--- START ---
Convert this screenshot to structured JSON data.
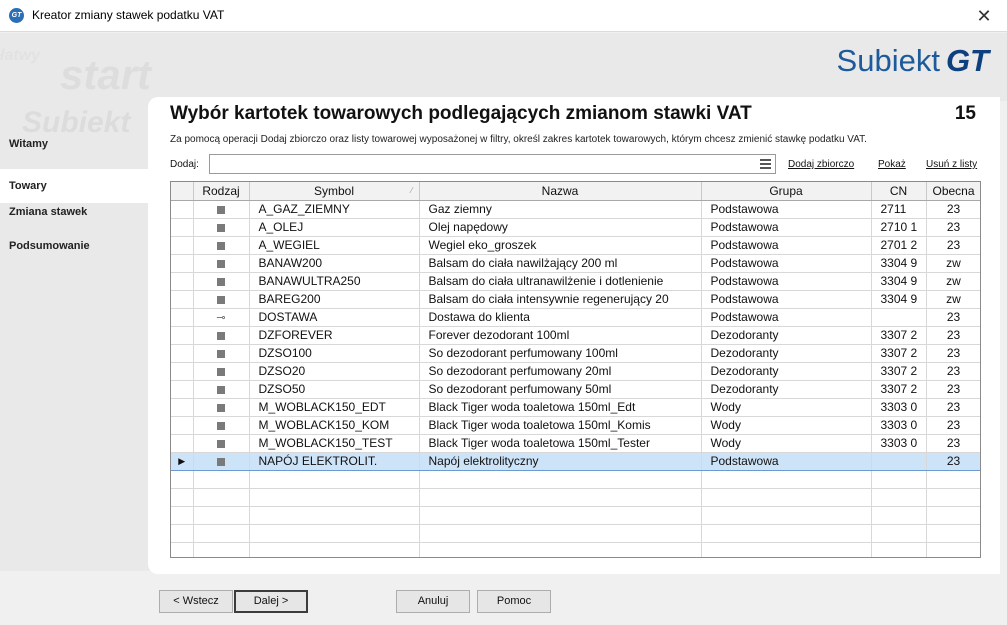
{
  "window": {
    "title": "Kreator zmiany stawek podatku VAT",
    "app_icon_text": "GT",
    "close_symbol": "✕"
  },
  "branding": {
    "logo_text": "Subiekt",
    "logo_suffix": "GT",
    "watermark_start": "start",
    "watermark_latw": "łatwy",
    "watermark_subiekt": "Subiekt"
  },
  "sidebar": {
    "items": [
      {
        "label": "Witamy",
        "active": false
      },
      {
        "label": "Towary",
        "active": true
      },
      {
        "label": "Zmiana stawek",
        "active": false
      },
      {
        "label": "Podsumowanie",
        "active": false
      }
    ]
  },
  "main": {
    "title": "Wybór kartotek towarowych podlegających zmianom stawki VAT",
    "page_number": "15",
    "description": "Za pomocą operacji Dodaj zbiorczo oraz listy towarowej wyposażonej w filtry, określ zakres kartotek towarowych, którym chcesz zmienić stawkę podatku VAT.",
    "add_label": "Dodaj:",
    "add_value": "",
    "links": {
      "bulk_add": "Dodaj zbiorczo",
      "show": "Pokaż",
      "remove": "Usuń z listy"
    }
  },
  "table": {
    "columns": [
      "",
      "Rodzaj",
      "Symbol",
      "Nazwa",
      "Grupa",
      "CN",
      "Obecna"
    ],
    "rows": [
      {
        "type": "square",
        "symbol": "A_GAZ_ZIEMNY",
        "name": "Gaz ziemny",
        "group": "Podstawowa",
        "cn": "2711",
        "vat": "23"
      },
      {
        "type": "square",
        "symbol": "A_OLEJ",
        "name": "Olej napędowy",
        "group": "Podstawowa",
        "cn": "2710 1",
        "vat": "23"
      },
      {
        "type": "square",
        "symbol": "A_WEGIEL",
        "name": "Wegiel eko_groszek",
        "group": "Podstawowa",
        "cn": "2701 2",
        "vat": "23"
      },
      {
        "type": "square",
        "symbol": "BANAW200",
        "name": "Balsam do ciała nawilżający 200 ml",
        "group": "Podstawowa",
        "cn": "3304 9",
        "vat": "zw"
      },
      {
        "type": "square",
        "symbol": "BANAWULTRA250",
        "name": "Balsam do ciała ultranawilżenie i dotlenienie",
        "group": "Podstawowa",
        "cn": "3304 9",
        "vat": "zw"
      },
      {
        "type": "square",
        "symbol": "BAREG200",
        "name": "Balsam do ciała intensywnie regenerujący 20",
        "group": "Podstawowa",
        "cn": "3304 9",
        "vat": "zw"
      },
      {
        "type": "wrench",
        "symbol": "DOSTAWA",
        "name": "Dostawa do klienta",
        "group": "Podstawowa",
        "cn": "",
        "vat": "23"
      },
      {
        "type": "square",
        "symbol": "DZFOREVER",
        "name": "Forever dezodorant 100ml",
        "group": "Dezodoranty",
        "cn": "3307 2",
        "vat": "23"
      },
      {
        "type": "square",
        "symbol": "DZSO100",
        "name": "So dezodorant perfumowany 100ml",
        "group": "Dezodoranty",
        "cn": "3307 2",
        "vat": "23"
      },
      {
        "type": "square",
        "symbol": "DZSO20",
        "name": "So dezodorant perfumowany 20ml",
        "group": "Dezodoranty",
        "cn": "3307 2",
        "vat": "23"
      },
      {
        "type": "square",
        "symbol": "DZSO50",
        "name": "So dezodorant perfumowany 50ml",
        "group": "Dezodoranty",
        "cn": "3307 2",
        "vat": "23"
      },
      {
        "type": "square",
        "symbol": "M_WOBLACK150_EDT",
        "name": "Black Tiger woda toaletowa 150ml_Edt",
        "group": "Wody",
        "cn": "3303 0",
        "vat": "23"
      },
      {
        "type": "square",
        "symbol": "M_WOBLACK150_KOM",
        "name": "Black Tiger woda toaletowa 150ml_Komis",
        "group": "Wody",
        "cn": "3303 0",
        "vat": "23"
      },
      {
        "type": "square",
        "symbol": "M_WOBLACK150_TEST",
        "name": "Black Tiger woda toaletowa 150ml_Tester",
        "group": "Wody",
        "cn": "3303 0",
        "vat": "23"
      },
      {
        "type": "square",
        "symbol": "NAPÓJ ELEKTROLIT.",
        "name": "Napój elektrolityczny",
        "group": "Podstawowa",
        "cn": "",
        "vat": "23",
        "selected": true
      }
    ],
    "empty_rows": 5,
    "current_row_indicator": "▶",
    "sort_indicator": "⁄"
  },
  "buttons": {
    "back": "< Wstecz",
    "next": "Dalej >",
    "cancel": "Anuluj",
    "help": "Pomoc"
  }
}
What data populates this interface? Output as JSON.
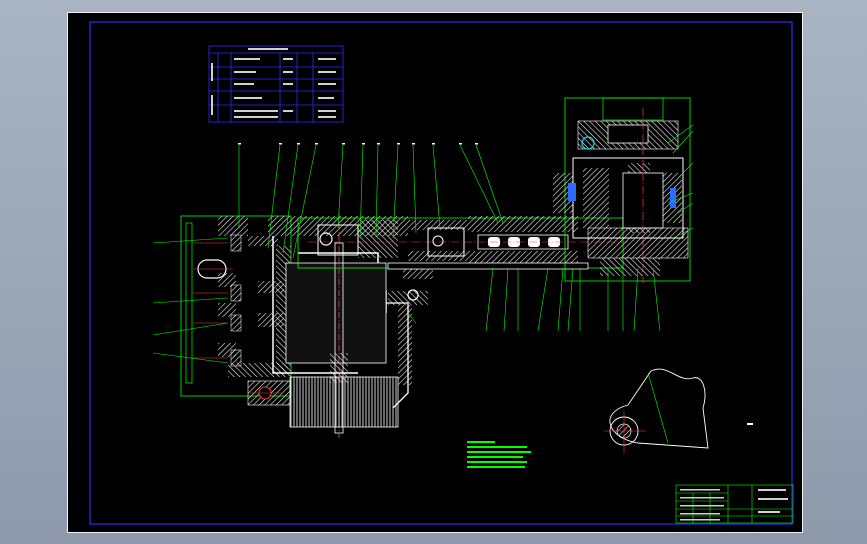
{
  "window": {
    "title": ""
  },
  "colors": {
    "background": "#000000",
    "frame": "#0000ff",
    "outline": "#00ff00",
    "hatch": "#ffffff",
    "centerline": "#ff3b3b",
    "dimension": "#00ff00",
    "accent": "#00e5ff"
  },
  "drawing": {
    "param_table": {
      "rows": 5,
      "columns": 5
    },
    "title_block": {},
    "notes": {}
  }
}
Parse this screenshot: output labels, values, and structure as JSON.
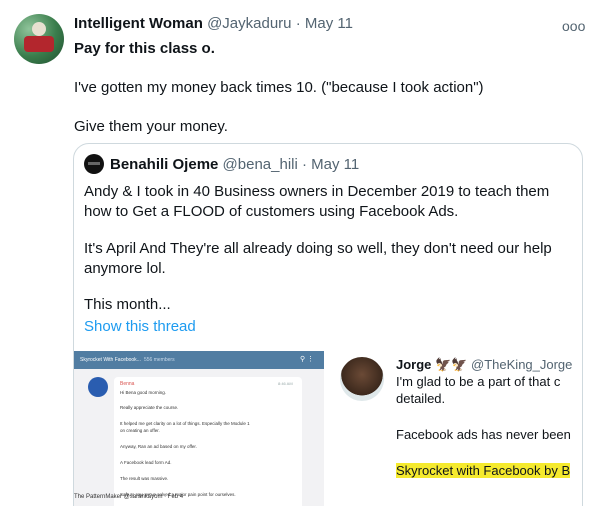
{
  "tweet": {
    "author_name": "Intelligent Woman",
    "author_handle": "@Jaykaduru",
    "separator": "·",
    "date": "May 11",
    "more": "ooo",
    "line1": "Pay for this class o.",
    "line2": "I've gotten my money back times 10. (\"because I took action\")",
    "line3": "Give them your money."
  },
  "quote": {
    "author_name": "Benahili Ojeme",
    "author_handle": "@bena_hili",
    "separator": "·",
    "date": "May 11",
    "text_lines": [
      "Andy & I took in 40 Business owners in December 2019 to teach them",
      "how to Get a FLOOD of customers using Facebook Ads.",
      "It's April And They're all already doing so well, they don't need our help",
      "anymore lol.",
      "This month..."
    ],
    "show_thread": "Show this thread"
  },
  "media_left": {
    "chat_title": "Skyrocket With Facebook...",
    "chat_members": "556 members",
    "sender": "Benna",
    "time": "8:46 AM",
    "lines": [
      "Hi Bena good morning.",
      "Really appreciate the course.",
      "It helped me get clarity on a lot of things. Especially the Module 1",
      "on creating an offer.",
      "Anyway, Ran an ad based on my offer.",
      "A Facebook lead form Ad.",
      "The result was massive.",
      "Safe to say, we've solved a major pain point for ourselves."
    ],
    "next_tweet": "The PatternMaker @sarahkayom · Feb 4"
  },
  "media_right": {
    "name": "Jorge",
    "emoji": "🦅🦅",
    "handle": "@TheKing_Jorge",
    "lines": [
      "I'm glad to be a part of that c",
      "detailed.",
      "Facebook ads has never been"
    ],
    "highlight": "Skyrocket with Facebook by B"
  },
  "colors": {
    "link": "#1d9bf0",
    "muted": "#536471",
    "border": "#cfd9de",
    "telegram_bar": "#517da2",
    "highlight": "#f5ea2e"
  }
}
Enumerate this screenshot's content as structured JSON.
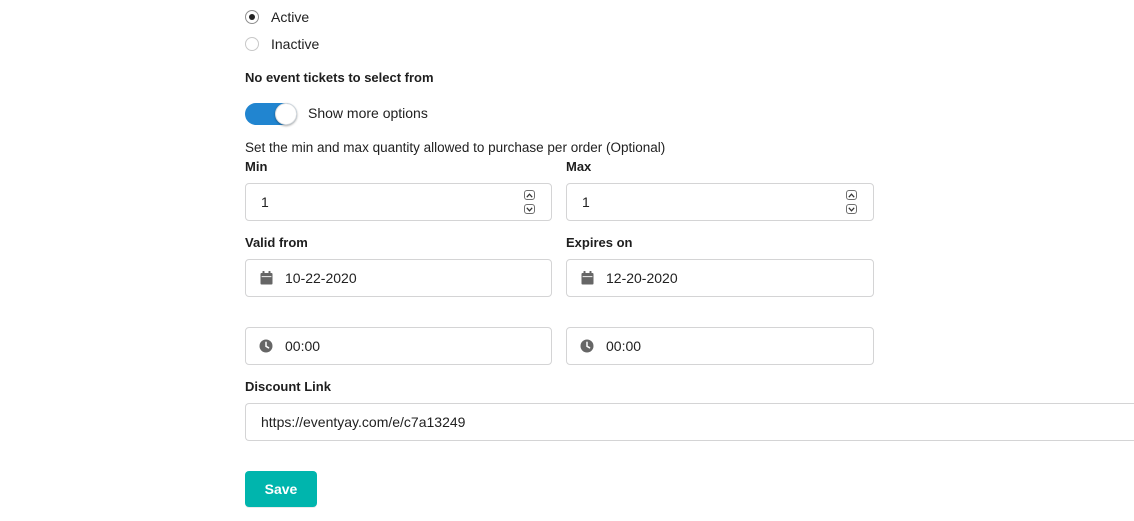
{
  "status": {
    "options": [
      {
        "label": "Active",
        "checked": true
      },
      {
        "label": "Inactive",
        "checked": false
      }
    ]
  },
  "tickets_notice": "No event tickets to select from",
  "more_options": {
    "label": "Show more options",
    "enabled": true
  },
  "quantity": {
    "description": "Set the min and max quantity allowed to purchase per order (Optional)",
    "min_label": "Min",
    "min_value": "1",
    "max_label": "Max",
    "max_value": "1"
  },
  "validity": {
    "valid_from_label": "Valid from",
    "valid_from_date": "10-22-2020",
    "valid_from_time": "00:00",
    "expires_on_label": "Expires on",
    "expires_on_date": "12-20-2020",
    "expires_on_time": "00:00"
  },
  "discount_link": {
    "label": "Discount Link",
    "value": "https://eventyay.com/e/c7a13249"
  },
  "save_label": "Save",
  "colors": {
    "primary": "#2185d0",
    "teal": "#00b5ad",
    "border": "#d4d4d5",
    "icon": "#666666"
  }
}
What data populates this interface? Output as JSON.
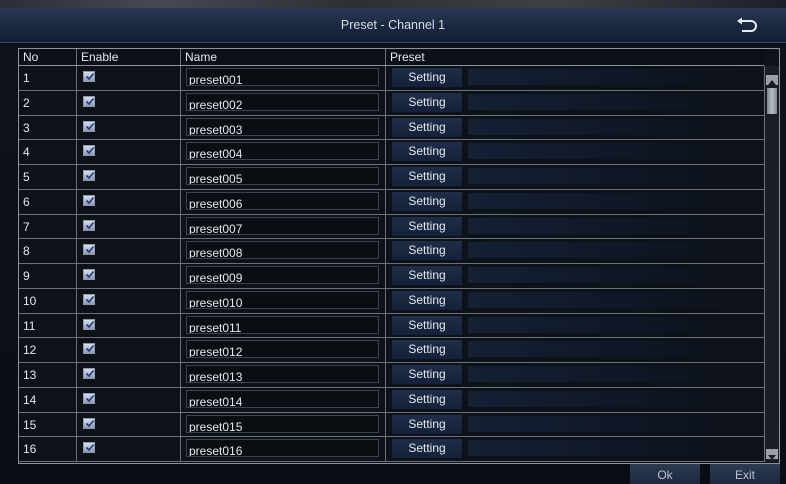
{
  "window": {
    "title": "Preset - Channel 1"
  },
  "table": {
    "headers": {
      "no": "No",
      "enable": "Enable",
      "name": "Name",
      "preset": "Preset"
    },
    "rows": [
      {
        "no": "1",
        "enabled": true,
        "name": "preset001",
        "action": "Setting"
      },
      {
        "no": "2",
        "enabled": true,
        "name": "preset002",
        "action": "Setting"
      },
      {
        "no": "3",
        "enabled": true,
        "name": "preset003",
        "action": "Setting"
      },
      {
        "no": "4",
        "enabled": true,
        "name": "preset004",
        "action": "Setting"
      },
      {
        "no": "5",
        "enabled": true,
        "name": "preset005",
        "action": "Setting"
      },
      {
        "no": "6",
        "enabled": true,
        "name": "preset006",
        "action": "Setting"
      },
      {
        "no": "7",
        "enabled": true,
        "name": "preset007",
        "action": "Setting"
      },
      {
        "no": "8",
        "enabled": true,
        "name": "preset008",
        "action": "Setting"
      },
      {
        "no": "9",
        "enabled": true,
        "name": "preset009",
        "action": "Setting"
      },
      {
        "no": "10",
        "enabled": true,
        "name": "preset010",
        "action": "Setting"
      },
      {
        "no": "11",
        "enabled": true,
        "name": "preset011",
        "action": "Setting"
      },
      {
        "no": "12",
        "enabled": true,
        "name": "preset012",
        "action": "Setting"
      },
      {
        "no": "13",
        "enabled": true,
        "name": "preset013",
        "action": "Setting"
      },
      {
        "no": "14",
        "enabled": true,
        "name": "preset014",
        "action": "Setting"
      },
      {
        "no": "15",
        "enabled": true,
        "name": "preset015",
        "action": "Setting"
      },
      {
        "no": "16",
        "enabled": true,
        "name": "preset016",
        "action": "Setting"
      }
    ]
  },
  "footer": {
    "ok_label": "Ok",
    "exit_label": "Exit"
  },
  "icons": {
    "back": "back-arrow-icon",
    "checkbox": "checkmark-icon",
    "scroll_up": "scroll-up-arrow-icon",
    "scroll_down": "scroll-down-arrow-icon"
  },
  "colors": {
    "title_bar": "#1a2740",
    "background": "#0b0f16",
    "button": "#1e2e48",
    "grid_line": "#6b717a"
  }
}
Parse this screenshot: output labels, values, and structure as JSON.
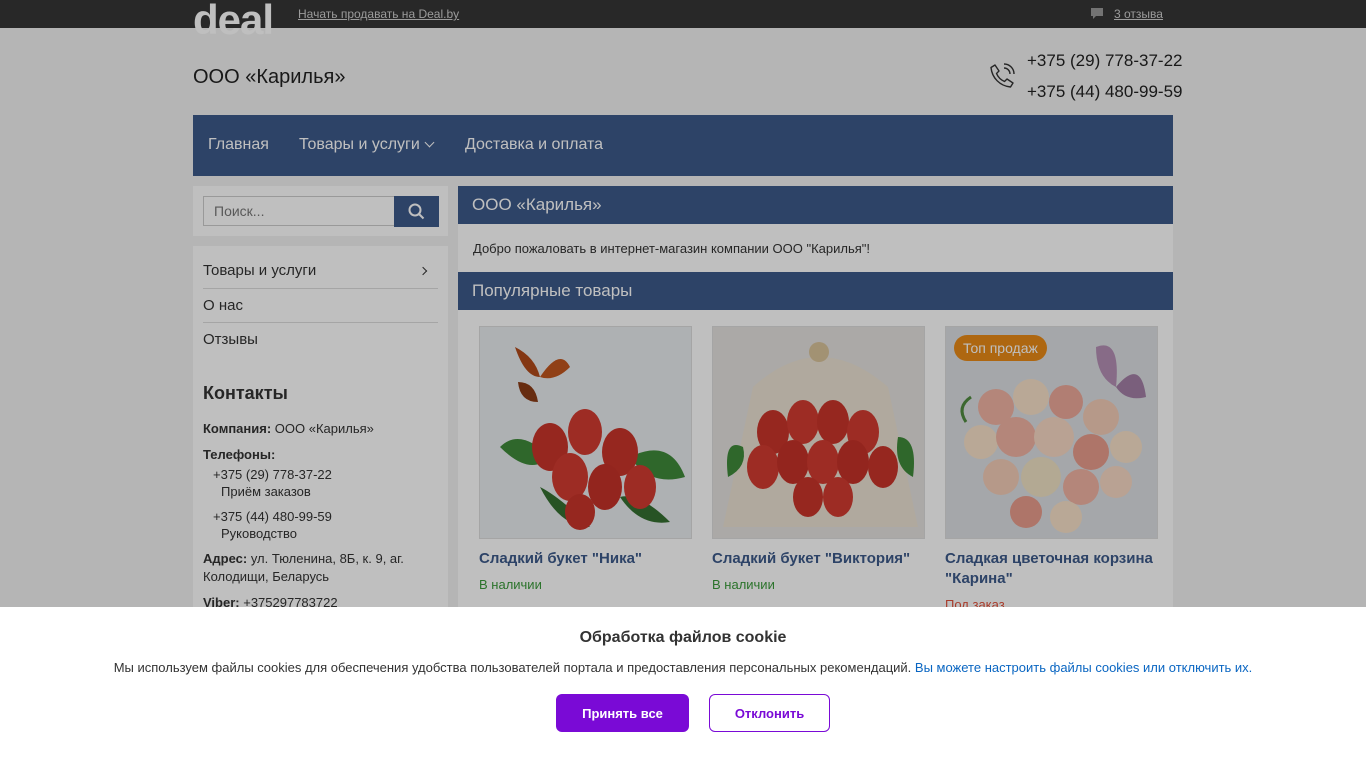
{
  "topbar": {
    "logo": "deal",
    "sell_link": "Начать продавать на Deal.by",
    "reviews_link": "3 отзыва",
    "reviews_icon": "speech-bubble-icon"
  },
  "header": {
    "company_title": "ООО «Карилья»",
    "phone_icon": "phone-icon",
    "phone1": "+375 (29) 778-37-22",
    "phone2": "+375 (44) 480-99-59"
  },
  "nav": {
    "items": [
      {
        "label": "Главная"
      },
      {
        "label": "Товары и услуги"
      },
      {
        "label": "Доставка и оплата"
      }
    ]
  },
  "search": {
    "placeholder": "Поиск...",
    "icon": "search-icon"
  },
  "sidebar": {
    "links": [
      {
        "label": "Товары и услуги"
      },
      {
        "label": "О нас"
      },
      {
        "label": "Отзывы"
      }
    ],
    "contacts_heading": "Контакты",
    "company_label": "Компания:",
    "company_value": "ООО «Карилья»",
    "phones_label": "Телефоны:",
    "phone1": "+375 (29) 778-37-22",
    "phone1_note": "Приём заказов",
    "phone2": "+375 (44) 480-99-59",
    "phone2_note": "Руководство",
    "address_label": "Адрес:",
    "address_value": "ул. Тюленина, 8Б, к. 9, аг. Колодищи, Беларусь",
    "viber_label": "Viber:",
    "viber_value": "+375297783722"
  },
  "main": {
    "title": "ООО «Карилья»",
    "welcome": "Добро пожаловать в интернет-магазин компании ООО \"Карилья\"!",
    "popular_heading": "Популярные товары",
    "products": [
      {
        "name": "Сладкий букет \"Ника\"",
        "status": "В наличии",
        "status_color": "#3a9a3a"
      },
      {
        "name": "Сладкий букет \"Виктория\"",
        "status": "В наличии",
        "status_color": "#3a9a3a"
      },
      {
        "name": "Сладкая цветочная корзина \"Карина\"",
        "status": "Под заказ",
        "status_color": "#e0503a",
        "badge": "Топ продаж"
      }
    ]
  },
  "cookie": {
    "title": "Обработка файлов cookie",
    "text": "Мы используем файлы cookies для обеспечения удобства пользователей портала и предоставления персональных рекомендаций.",
    "link": "Вы можете настроить файлы cookies или отключить их.",
    "accept": "Принять все",
    "decline": "Отклонить",
    "accent_color": "#7a0ad6"
  }
}
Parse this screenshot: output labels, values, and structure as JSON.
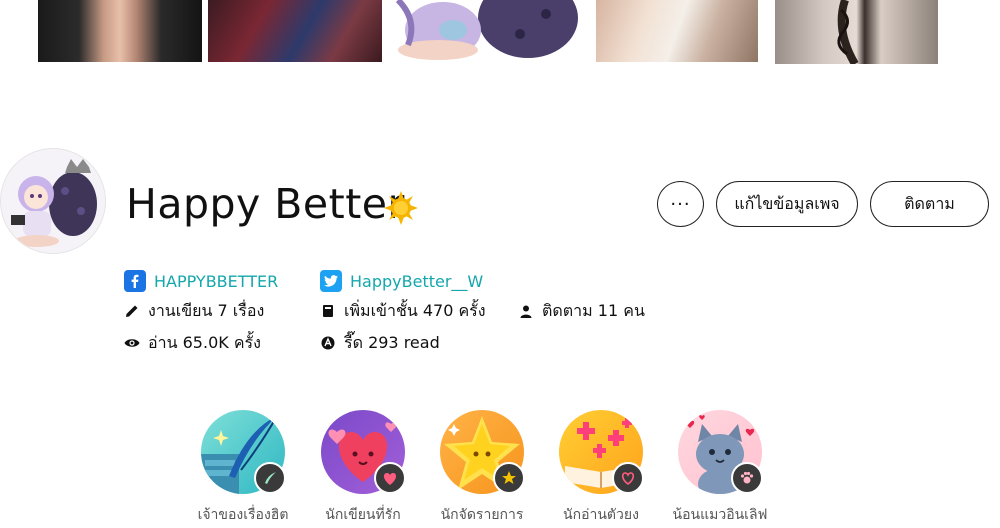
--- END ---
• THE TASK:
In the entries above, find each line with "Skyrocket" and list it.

• ANSWER FOR THE TASK:
    "chat_title": "Skyrocket With Facebook...",
    "highlight": "Skyrocket with Facebook by B"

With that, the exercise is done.